Let’s configure Anonymized DNSCrypt on our previously installed dnscrypt-proxy. For more informations on Anonymized DNSCrypt, please read the official documentation.

As the name implies, this does not work with DoH. The first thing we would like to do is disable DoH.

doh_servers = false

Anonymized DNSCrypt configuration match servers with a list of relays than can be used to proxy your query. Let’s first define a list of servers we would like to use:

server_names = ['suami', 'scaleway-fr']

Then let’s create custom routes to those servers:

routes = [
   { server_name='suami', via=['anon-scaleway', 'anon-ibksturm'] },
   { server_name='scaleway-fr', via=['anon-suami', 'anon-ibksturm']

Note than while resolving using suami, I am not using the relay anon-suami. If both the relay and the server are maintained by the same entity, then this entity can match the query with the original IP making the relay useless.

Disclaimer: Please do not use this example configuration or trust me as to what servers are safe or fast in your country. Pick your own relays and servers, or trust a list made by someone you can trust.

DNS Provider

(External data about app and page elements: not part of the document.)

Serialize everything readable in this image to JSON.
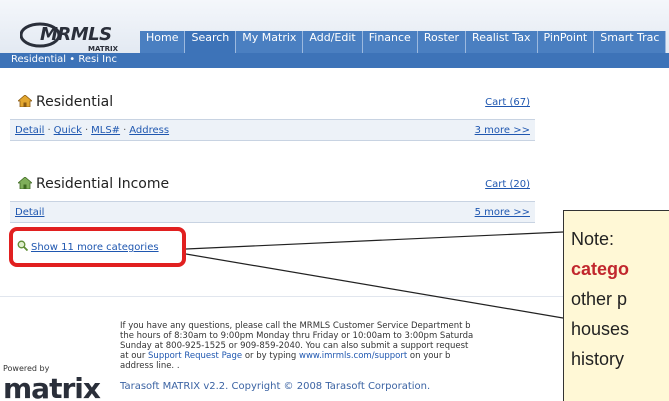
{
  "header": {
    "logo_text": "MRMLS",
    "logo_sub": "MATRIX",
    "nav": [
      "Home",
      "Search",
      "My Matrix",
      "Add/Edit",
      "Finance",
      "Roster",
      "Realist Tax",
      "PinPoint",
      "Smart Trac"
    ],
    "active_nav": "Search",
    "breadcrumb": "Residential • Resi Inc"
  },
  "panels": [
    {
      "title": "Residential",
      "cart": "Cart (67)",
      "links": [
        "Detail",
        "Quick",
        "MLS#",
        "Address"
      ],
      "more": "3 more >>"
    },
    {
      "title": "Residential Income",
      "cart": "Cart (20)",
      "links": [
        "Detail"
      ],
      "more": "5 more >>"
    }
  ],
  "show_more": "Show 11 more categories",
  "footer": {
    "line1": "If you have any questions, please call the MRMLS Customer Service Department b",
    "line2": "the hours of 8:30am to 9:00pm Monday thru Friday or 10:00am to 3:00pm Saturda",
    "line3": "Sunday at 800-925-1525 or 909-859-2040. You can also submit a support request",
    "line4_pre": "at our ",
    "line4_link": "Support Request Page",
    "line4_mid": " or by typing ",
    "line4_url": "www.imrmls.com/support",
    "line4_post": " on your b",
    "line5": "address line. .",
    "copyright": "Tarasoft MATRIX v2.2. Copyright © 2008 Tarasoft Corporation.",
    "powered_by": "Powered by",
    "matrix_logo": "matrix"
  },
  "callout": {
    "note": "Note: ",
    "bold": "catego",
    "line3": "other p",
    "line4": "houses",
    "line5": "history"
  },
  "colors": {
    "nav_bg": "#4a7fc1",
    "link": "#1f57b0",
    "highlight": "#e12020",
    "callout_bg": "#fff8d6"
  }
}
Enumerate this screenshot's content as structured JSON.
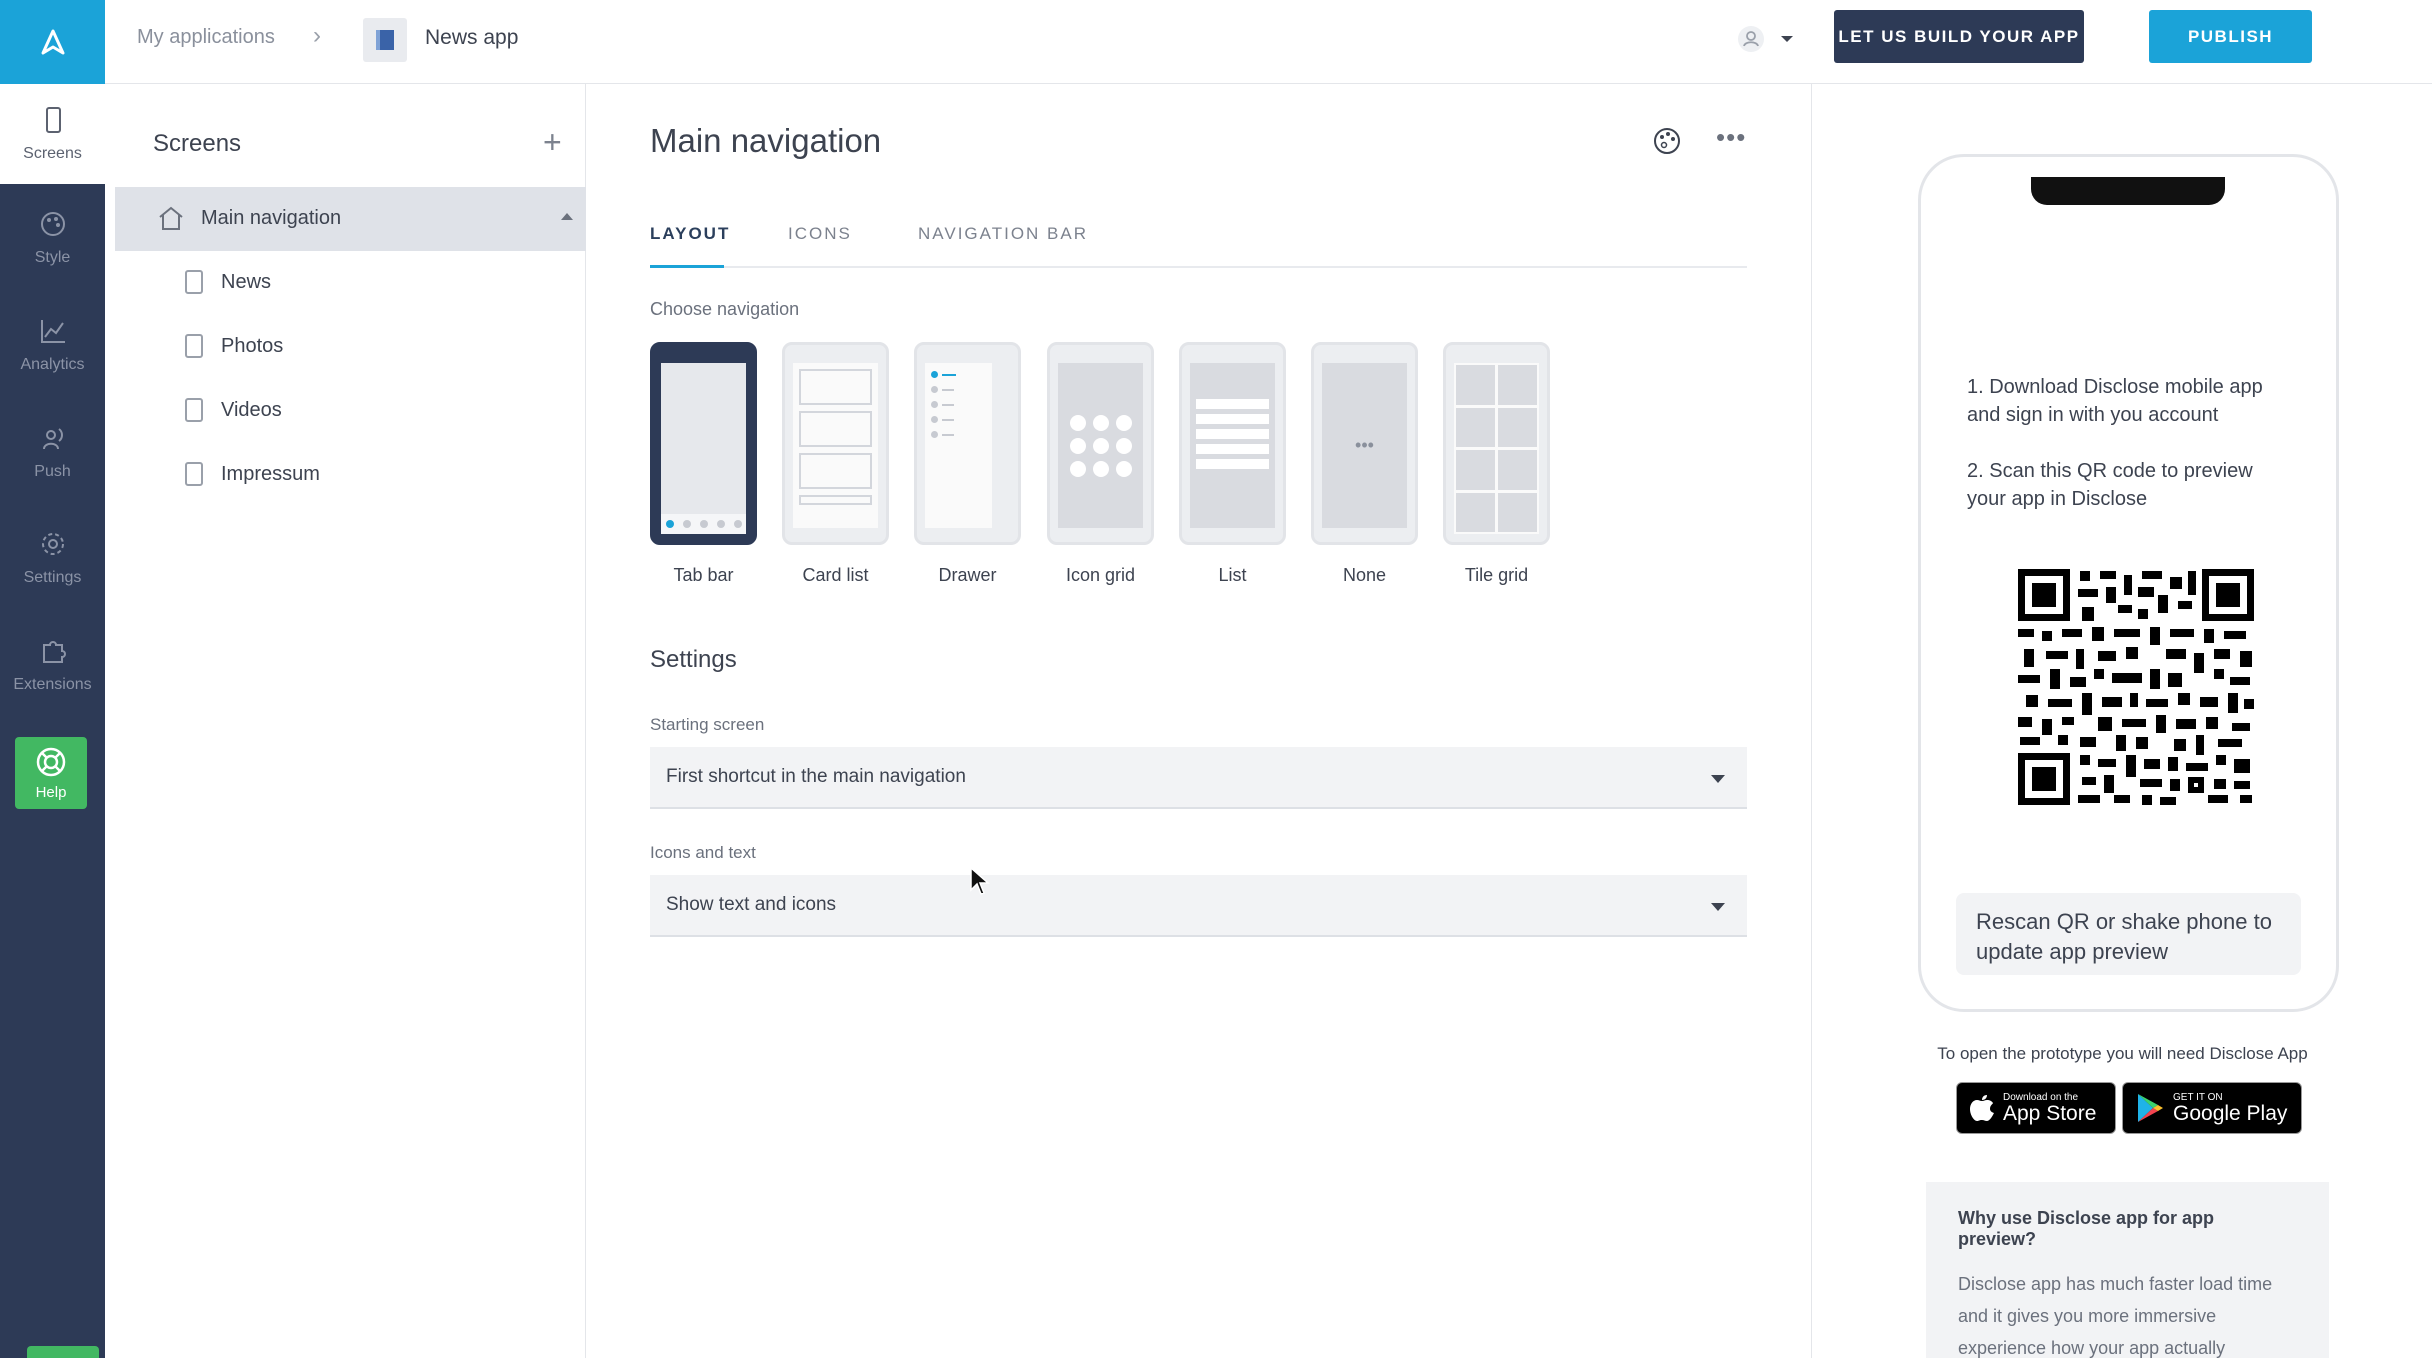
{
  "rail": {
    "items": [
      {
        "label": "Screens",
        "icon": "phone-icon"
      },
      {
        "label": "Style",
        "icon": "palette-icon"
      },
      {
        "label": "Analytics",
        "icon": "chart-icon"
      },
      {
        "label": "Push",
        "icon": "broadcast-icon"
      },
      {
        "label": "Settings",
        "icon": "gear-icon"
      },
      {
        "label": "Extensions",
        "icon": "puzzle-icon"
      }
    ],
    "help_label": "Help"
  },
  "header": {
    "breadcrumb_root": "My applications",
    "app_name": "News app",
    "build_button": "LET US BUILD YOUR APP",
    "publish_button": "PUBLISH"
  },
  "screens_panel": {
    "title": "Screens",
    "main_item": "Main navigation",
    "children": [
      "News",
      "Photos",
      "Videos",
      "Impressum"
    ]
  },
  "main": {
    "title": "Main navigation",
    "tabs": [
      "LAYOUT",
      "ICONS",
      "NAVIGATION BAR"
    ],
    "active_tab": "LAYOUT",
    "choose_label": "Choose navigation",
    "nav_options": [
      "Tab bar",
      "Card list",
      "Drawer",
      "Icon grid",
      "List",
      "None",
      "Tile grid"
    ],
    "selected_option": "Tab bar",
    "settings_title": "Settings",
    "starting_screen_label": "Starting screen",
    "starting_screen_value": "First shortcut in the main navigation",
    "icons_text_label": "Icons and text",
    "icons_text_value": "Show text and icons"
  },
  "preview": {
    "step1": "1. Download Disclose mobile app and sign in with you account",
    "step2": "2. Scan this QR code to preview your app in Disclose",
    "rescan": "Rescan QR or shake phone to update app preview",
    "need_app": "To open the prototype you will need Disclose App",
    "app_store_small": "Download on the",
    "app_store_big": "App Store",
    "google_play_small": "GET IT ON",
    "google_play_big": "Google Play",
    "why_title": "Why use Disclose app for app preview?",
    "why_text": "Disclose app has much faster load time and it gives you more immersive experience how your app actually"
  },
  "colors": {
    "rail_bg": "#2d3a56",
    "accent": "#1ba3d8",
    "help_green": "#42b862"
  }
}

Picking the right DNS provider is essential as your provider might be (and usually is) tracking you. Hopefully, if you’re still reading at this point, I do hope, and actually believe, that your current DNS provider is not Google, your ISP or the DNS server provided by the current free wifi you are on. However, if this is still the case, you might want to check out some other providers that do respect your privacy. Worst case you loose a bit of performance while trying to get some privacy back, best case, you might even get some serious improvemennt.

While you can create your own recursive resolver, it is not helping you if you if you are the only one using it. I earlier provided you with a list maintened by Frank Denis, however, I would also recommend taking a look at this great list from

dnscrypt-proxy is able to pick the fastest server so this won’t by a problem if you are travelling a lot.


Used properly with the right provider, DNS can be relatively private. As I said before, this won’t hide who you are connecting to and from where, but this will increase the work needed to track your every move and will avoid censoreship.

Hopefully, with time, support for ESNI will increase. All I hope is that IPV6 will not lead to one IP per domain name as, once mapped, it would clearly break the purpose of hiding which website you are connecting to.